Task: Repeat the data exactly, with every line included.

Data to examine:
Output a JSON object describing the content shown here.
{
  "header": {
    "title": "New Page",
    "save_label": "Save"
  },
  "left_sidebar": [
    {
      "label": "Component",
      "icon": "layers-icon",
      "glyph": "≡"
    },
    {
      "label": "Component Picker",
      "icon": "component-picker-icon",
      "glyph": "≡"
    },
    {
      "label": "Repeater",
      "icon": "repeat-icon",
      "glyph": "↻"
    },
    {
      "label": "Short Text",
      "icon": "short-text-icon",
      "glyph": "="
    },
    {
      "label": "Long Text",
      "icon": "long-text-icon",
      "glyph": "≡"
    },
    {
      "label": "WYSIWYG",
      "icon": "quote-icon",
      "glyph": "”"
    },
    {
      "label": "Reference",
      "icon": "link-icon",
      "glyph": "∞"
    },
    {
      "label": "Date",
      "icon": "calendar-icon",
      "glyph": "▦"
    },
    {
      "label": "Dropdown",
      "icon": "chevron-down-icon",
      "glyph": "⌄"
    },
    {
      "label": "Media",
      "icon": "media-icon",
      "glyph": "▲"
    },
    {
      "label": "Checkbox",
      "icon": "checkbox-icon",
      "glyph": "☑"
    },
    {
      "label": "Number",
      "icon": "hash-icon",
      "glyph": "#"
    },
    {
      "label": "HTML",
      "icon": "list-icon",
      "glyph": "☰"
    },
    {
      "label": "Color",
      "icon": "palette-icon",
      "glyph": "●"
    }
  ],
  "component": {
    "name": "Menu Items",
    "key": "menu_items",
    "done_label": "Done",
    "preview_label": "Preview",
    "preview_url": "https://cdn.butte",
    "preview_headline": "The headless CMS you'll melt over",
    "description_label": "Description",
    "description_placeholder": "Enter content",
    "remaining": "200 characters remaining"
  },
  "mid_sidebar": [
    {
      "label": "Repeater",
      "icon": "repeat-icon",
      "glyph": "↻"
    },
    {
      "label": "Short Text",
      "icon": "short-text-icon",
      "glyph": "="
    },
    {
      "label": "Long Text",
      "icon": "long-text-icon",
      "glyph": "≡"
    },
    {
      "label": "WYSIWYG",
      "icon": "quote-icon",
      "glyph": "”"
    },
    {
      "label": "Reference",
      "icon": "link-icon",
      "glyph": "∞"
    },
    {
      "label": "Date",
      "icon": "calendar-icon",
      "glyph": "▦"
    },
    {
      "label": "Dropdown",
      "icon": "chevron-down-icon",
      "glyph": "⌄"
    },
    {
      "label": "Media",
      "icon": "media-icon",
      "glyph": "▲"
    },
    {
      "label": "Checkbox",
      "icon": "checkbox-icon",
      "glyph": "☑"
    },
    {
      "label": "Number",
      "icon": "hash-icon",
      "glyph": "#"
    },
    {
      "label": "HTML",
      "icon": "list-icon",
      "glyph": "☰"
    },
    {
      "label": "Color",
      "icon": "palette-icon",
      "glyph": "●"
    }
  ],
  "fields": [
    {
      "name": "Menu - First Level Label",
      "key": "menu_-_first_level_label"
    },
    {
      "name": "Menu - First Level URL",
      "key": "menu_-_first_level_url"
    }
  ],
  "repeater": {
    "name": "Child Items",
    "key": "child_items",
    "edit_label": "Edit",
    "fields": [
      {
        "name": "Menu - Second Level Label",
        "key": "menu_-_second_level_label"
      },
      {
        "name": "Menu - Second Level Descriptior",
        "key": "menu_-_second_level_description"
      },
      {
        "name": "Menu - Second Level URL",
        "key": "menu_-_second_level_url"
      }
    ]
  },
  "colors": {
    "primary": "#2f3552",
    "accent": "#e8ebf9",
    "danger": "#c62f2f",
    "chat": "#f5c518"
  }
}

Output:
Output a JSON object describing the content shown here.
{
  "header": {
    "title": "New Page",
    "save_label": "Save"
  },
  "left_sidebar": [
    {
      "label": "Component",
      "icon": "layers-icon",
      "glyph": "≡"
    },
    {
      "label": "Component Picker",
      "icon": "component-picker-icon",
      "glyph": "≡"
    },
    {
      "label": "Repeater",
      "icon": "repeat-icon",
      "glyph": "↻"
    },
    {
      "label": "Short Text",
      "icon": "short-text-icon",
      "glyph": "="
    },
    {
      "label": "Long Text",
      "icon": "long-text-icon",
      "glyph": "≡"
    },
    {
      "label": "WYSIWYG",
      "icon": "quote-icon",
      "glyph": "”"
    },
    {
      "label": "Reference",
      "icon": "link-icon",
      "glyph": "∞"
    },
    {
      "label": "Date",
      "icon": "calendar-icon",
      "glyph": "▦"
    },
    {
      "label": "Dropdown",
      "icon": "chevron-down-icon",
      "glyph": "⌄"
    },
    {
      "label": "Media",
      "icon": "media-icon",
      "glyph": "▲"
    },
    {
      "label": "Checkbox",
      "icon": "checkbox-icon",
      "glyph": "☑"
    },
    {
      "label": "Number",
      "icon": "hash-icon",
      "glyph": "#"
    },
    {
      "label": "HTML",
      "icon": "list-icon",
      "glyph": "☰"
    },
    {
      "label": "Color",
      "icon": "palette-icon",
      "glyph": "●"
    }
  ],
  "component": {
    "name": "Menu Items",
    "key": "menu_items",
    "done_label": "Done",
    "preview_label": "Preview",
    "preview_url": "https://cdn.butte",
    "preview_headline": "The headless CMS you'll melt over",
    "description_label": "Description",
    "description_placeholder": "Enter content",
    "remaining": "200 characters remaining"
  },
  "mid_sidebar": [
    {
      "label": "Repeater",
      "icon": "repeat-icon",
      "glyph": "↻"
    },
    {
      "label": "Short Text",
      "icon": "short-text-icon",
      "glyph": "="
    },
    {
      "label": "Long Text",
      "icon": "long-text-icon",
      "glyph": "≡"
    },
    {
      "label": "WYSIWYG",
      "icon": "quote-icon",
      "glyph": "”"
    },
    {
      "label": "Reference",
      "icon": "link-icon",
      "glyph": "∞"
    },
    {
      "label": "Date",
      "icon": "calendar-icon",
      "glyph": "▦"
    },
    {
      "label": "Dropdown",
      "icon": "chevron-down-icon",
      "glyph": "⌄"
    },
    {
      "label": "Media",
      "icon": "media-icon",
      "glyph": "▲"
    },
    {
      "label": "Checkbox",
      "icon": "checkbox-icon",
      "glyph": "☑"
    },
    {
      "label": "Number",
      "icon": "hash-icon",
      "glyph": "#"
    },
    {
      "label": "HTML",
      "icon": "list-icon",
      "glyph": "☰"
    },
    {
      "label": "Color",
      "icon": "palette-icon",
      "glyph": "●"
    }
  ],
  "fields": [
    {
      "name": "Menu - First Level Label",
      "key": "menu_-_first_level_label"
    },
    {
      "name": "Menu - First Level URL",
      "key": "menu_-_first_level_url"
    }
  ],
  "repeater": {
    "name": "Child Items",
    "key": "child_items",
    "edit_label": "Edit",
    "fields": [
      {
        "name": "Menu - Second Level Label",
        "key": "menu_-_second_level_label"
      },
      {
        "name": "Menu - Second Level Descriptior",
        "key": "menu_-_second_level_description"
      },
      {
        "name": "Menu - Second Level URL",
        "key": "menu_-_second_level_url"
      }
    ]
  },
  "colors": {
    "primary": "#2f3552",
    "accent": "#e8ebf9",
    "danger": "#c62f2f",
    "chat": "#f5c518"
  }
}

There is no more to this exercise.